He looked at his listeners again with that same serious, searching expression.
“Oh, but it’s only the simple tale of an old soldier who saw the French enter Moscow. Some of his remarks were wonderfully interesting. Remarks of an eye-witness are always valuable, whoever he be, don’t you think so?”
The prince would never so much as suspect such a thing in the delight of his first impression.
“I am telling you the truth,” said the prince in his former composed tone of voice; “and believe me, I am extremely sorry that the circumstance should have made such an unpleasant impression upon you!”
“It is my mother’s. You get to her apartments by that passage.”
“What do you say, sir?” growled the general, taking a step towards him.
On the day before the wedding, the prince left Nastasia in a state of great animation. Her wedding-dress and all sorts of finery had just arrived from town. Muishkin had not imagined that she would be so excited over it, but he praised everything, and his praise rendered her doubly happy.“Half-past twelve. We are always in bed by one.”“No, no, I had much better speak out. I have long wished to say it, and _have_ said it, but that’s not enough, for you didn’t believe me. Between us two there stands a being who--”All this caused the general to look grave and important. But, alas! this agreeable state of affairs very soon changed once more.The clerk stood looking after his guest, struck by his sudden absent-mindedness. He had not even remembered to say goodbye, and Lebedeff was the more surprised at the omission, as he knew by experience how courteous the prince usually was.
He looked intently around him, and wondered why he had come here; he was very tired, so he approached the bench and sat down on it. Around him was profound silence; the music in the Vauxhall was over. The park seemed quite empty, though it was not, in reality, later than half-past eleven. It was a quiet, warm, clear night--a real Petersburg night of early June; but in the dense avenue, where he was sitting, it was almost pitch dark.
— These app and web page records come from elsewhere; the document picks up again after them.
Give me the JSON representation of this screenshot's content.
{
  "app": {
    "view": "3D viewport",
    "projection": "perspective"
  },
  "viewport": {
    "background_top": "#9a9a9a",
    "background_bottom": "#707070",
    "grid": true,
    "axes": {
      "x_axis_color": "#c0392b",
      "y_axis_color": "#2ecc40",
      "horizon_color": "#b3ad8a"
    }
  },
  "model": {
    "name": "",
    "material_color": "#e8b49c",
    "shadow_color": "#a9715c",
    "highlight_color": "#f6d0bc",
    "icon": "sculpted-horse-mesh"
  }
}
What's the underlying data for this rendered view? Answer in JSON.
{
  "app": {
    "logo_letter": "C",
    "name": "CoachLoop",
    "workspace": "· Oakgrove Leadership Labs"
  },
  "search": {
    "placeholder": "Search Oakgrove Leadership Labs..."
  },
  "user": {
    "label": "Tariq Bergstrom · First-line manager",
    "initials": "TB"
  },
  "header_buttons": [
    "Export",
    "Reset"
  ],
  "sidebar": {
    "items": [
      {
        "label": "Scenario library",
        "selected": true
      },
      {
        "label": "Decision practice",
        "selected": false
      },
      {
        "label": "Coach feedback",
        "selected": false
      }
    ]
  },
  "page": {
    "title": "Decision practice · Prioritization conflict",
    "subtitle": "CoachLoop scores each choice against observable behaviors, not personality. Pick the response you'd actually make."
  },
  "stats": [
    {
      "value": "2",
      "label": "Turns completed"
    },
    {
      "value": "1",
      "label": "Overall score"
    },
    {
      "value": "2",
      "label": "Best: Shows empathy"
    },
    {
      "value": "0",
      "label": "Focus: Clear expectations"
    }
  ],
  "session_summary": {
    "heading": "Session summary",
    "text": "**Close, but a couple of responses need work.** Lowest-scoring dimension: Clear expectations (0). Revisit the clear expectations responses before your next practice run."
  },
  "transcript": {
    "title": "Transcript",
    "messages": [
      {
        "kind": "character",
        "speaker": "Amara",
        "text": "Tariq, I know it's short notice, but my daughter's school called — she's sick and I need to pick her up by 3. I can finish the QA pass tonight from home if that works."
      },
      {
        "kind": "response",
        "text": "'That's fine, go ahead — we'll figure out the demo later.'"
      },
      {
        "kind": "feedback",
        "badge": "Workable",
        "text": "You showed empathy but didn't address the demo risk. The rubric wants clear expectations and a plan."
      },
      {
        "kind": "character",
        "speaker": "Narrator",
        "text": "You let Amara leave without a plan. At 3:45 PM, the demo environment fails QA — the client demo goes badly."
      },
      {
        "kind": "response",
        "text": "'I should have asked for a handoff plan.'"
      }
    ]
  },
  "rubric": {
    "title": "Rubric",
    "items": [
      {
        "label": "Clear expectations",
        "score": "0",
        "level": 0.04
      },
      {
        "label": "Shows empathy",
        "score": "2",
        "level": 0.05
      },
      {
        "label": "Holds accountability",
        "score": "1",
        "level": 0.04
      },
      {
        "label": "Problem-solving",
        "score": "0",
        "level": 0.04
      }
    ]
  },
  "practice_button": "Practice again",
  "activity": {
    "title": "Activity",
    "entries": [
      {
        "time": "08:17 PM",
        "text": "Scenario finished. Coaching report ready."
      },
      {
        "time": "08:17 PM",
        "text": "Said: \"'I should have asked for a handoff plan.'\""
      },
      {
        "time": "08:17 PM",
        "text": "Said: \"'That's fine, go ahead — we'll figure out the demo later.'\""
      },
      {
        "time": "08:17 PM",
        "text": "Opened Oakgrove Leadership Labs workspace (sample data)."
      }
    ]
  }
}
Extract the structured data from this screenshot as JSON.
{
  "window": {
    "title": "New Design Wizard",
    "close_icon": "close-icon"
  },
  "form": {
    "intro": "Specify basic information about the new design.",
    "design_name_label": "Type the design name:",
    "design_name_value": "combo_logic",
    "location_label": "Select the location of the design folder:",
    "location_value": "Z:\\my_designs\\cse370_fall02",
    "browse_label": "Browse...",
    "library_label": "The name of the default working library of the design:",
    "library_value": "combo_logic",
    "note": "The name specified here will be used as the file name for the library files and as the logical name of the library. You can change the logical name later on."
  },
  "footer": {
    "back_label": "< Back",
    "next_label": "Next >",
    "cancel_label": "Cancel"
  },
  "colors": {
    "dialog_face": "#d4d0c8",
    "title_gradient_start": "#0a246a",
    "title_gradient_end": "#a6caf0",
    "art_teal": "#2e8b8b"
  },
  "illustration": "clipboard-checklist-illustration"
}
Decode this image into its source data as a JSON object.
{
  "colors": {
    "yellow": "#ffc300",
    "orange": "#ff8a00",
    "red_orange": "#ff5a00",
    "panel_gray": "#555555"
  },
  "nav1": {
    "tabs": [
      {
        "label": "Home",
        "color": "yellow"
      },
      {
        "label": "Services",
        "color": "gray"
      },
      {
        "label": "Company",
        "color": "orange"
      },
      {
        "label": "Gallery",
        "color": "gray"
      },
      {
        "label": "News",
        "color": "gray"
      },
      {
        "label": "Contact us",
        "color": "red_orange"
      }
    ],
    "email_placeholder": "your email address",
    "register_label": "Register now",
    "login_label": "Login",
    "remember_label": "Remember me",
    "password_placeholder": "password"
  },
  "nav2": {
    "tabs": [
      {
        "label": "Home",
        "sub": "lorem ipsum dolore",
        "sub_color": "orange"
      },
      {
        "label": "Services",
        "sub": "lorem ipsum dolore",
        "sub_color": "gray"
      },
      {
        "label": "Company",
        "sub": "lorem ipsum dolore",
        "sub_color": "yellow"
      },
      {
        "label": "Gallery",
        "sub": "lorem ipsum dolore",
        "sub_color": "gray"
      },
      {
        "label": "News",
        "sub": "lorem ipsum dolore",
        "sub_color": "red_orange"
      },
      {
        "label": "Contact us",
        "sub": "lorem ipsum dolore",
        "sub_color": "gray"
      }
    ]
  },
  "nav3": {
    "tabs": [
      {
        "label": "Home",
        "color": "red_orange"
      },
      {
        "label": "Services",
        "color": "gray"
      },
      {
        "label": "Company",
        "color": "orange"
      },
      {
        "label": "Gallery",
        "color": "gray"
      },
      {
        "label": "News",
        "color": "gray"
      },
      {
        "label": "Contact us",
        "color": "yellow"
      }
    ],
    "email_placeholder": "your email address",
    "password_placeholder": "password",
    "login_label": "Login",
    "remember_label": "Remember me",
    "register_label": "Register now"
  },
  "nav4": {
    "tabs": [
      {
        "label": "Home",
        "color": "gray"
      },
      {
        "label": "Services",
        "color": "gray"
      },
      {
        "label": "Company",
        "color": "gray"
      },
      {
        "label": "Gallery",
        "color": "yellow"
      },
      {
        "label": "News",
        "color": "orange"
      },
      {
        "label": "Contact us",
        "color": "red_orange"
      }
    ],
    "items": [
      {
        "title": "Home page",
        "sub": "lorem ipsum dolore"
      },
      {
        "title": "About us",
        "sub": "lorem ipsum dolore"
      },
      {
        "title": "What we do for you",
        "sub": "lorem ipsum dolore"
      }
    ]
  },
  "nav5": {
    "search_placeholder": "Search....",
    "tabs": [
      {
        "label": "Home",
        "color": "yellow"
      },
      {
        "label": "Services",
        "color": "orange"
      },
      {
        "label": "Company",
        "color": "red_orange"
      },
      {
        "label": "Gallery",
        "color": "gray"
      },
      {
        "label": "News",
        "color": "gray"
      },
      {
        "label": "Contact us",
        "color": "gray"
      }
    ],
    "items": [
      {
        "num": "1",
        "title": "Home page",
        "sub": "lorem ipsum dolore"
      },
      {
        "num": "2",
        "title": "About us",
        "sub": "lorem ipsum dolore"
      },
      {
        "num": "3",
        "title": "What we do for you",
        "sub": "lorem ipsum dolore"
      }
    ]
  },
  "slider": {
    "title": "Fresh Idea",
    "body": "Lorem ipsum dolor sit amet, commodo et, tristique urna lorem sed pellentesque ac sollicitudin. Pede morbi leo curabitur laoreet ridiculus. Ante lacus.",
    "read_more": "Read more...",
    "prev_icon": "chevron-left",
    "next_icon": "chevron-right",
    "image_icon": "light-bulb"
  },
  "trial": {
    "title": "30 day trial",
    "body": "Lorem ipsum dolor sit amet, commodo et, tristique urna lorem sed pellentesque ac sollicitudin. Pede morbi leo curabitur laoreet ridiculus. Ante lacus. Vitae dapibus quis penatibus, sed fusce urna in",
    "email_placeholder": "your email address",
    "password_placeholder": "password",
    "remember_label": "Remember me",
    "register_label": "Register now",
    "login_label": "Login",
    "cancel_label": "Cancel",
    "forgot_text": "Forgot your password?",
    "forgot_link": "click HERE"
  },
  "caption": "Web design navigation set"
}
The doctor stated that there was no danger to be apprehended from the wound on the head, and as soon as the prince could understand what was going on around him, Colia hired a carriage and took him away to Lebedeff’s. There he was received with much cordiality, and the departure to the country was hastened on his account. Three days later they were all at Pavlofsk.
“Well, only for the sake of a lady,” said Hippolyte, laughing. “I am ready to put off the reckoning, but only put it off, Varvara Ardalionovna, because an explanation between your brother and myself has become an absolute necessity, and I could not think of leaving the house without clearing up all misunderstandings first.”
It was the beginning of June, and for a whole week the weather in St. Petersburg had been magnificent. The Epanchins had a luxurious country-house at Pavlofsk, [One of the fashionable summer resorts near St. Petersburg.] and to this spot Mrs. Epanchin determined to proceed without further delay. In a couple of days all was ready, and the family had left town. A day or two after this removal to Pavlofsk, Prince Muishkin arrived in St. Petersburg by the morning train from Moscow. No one met him; but, as he stepped out of the carriage, he suddenly became aware of two strangely glowing eyes fixed upon him from among the crowd that met the train. On endeavouring to re-discover the eyes, and see to whom they belonged, he could find nothing to guide him. It must have been a hallucination. But the disagreeable impression remained, and without this, the prince was sad and thoughtful already, and seemed to be much preoccupied.“Gavrila Ardalionovitch begged me to give you this,” he said, handing her the note.
“Isn’t there something else, prince? I heard yesterday, but I have no right to talk about this... If you ever want a true friend and servant--neither you nor I are so very happy, are we?--come to me. I won’t ask you questions, though.”
“Was it you?” he muttered, at last, motioning with his head towards the curtain.“Come, come, what does all this mean?” cried Colia beside himself at last. “What is it? What has happened to you? Why don’t you wish to come back home? Why have you gone out of your mind, like this?”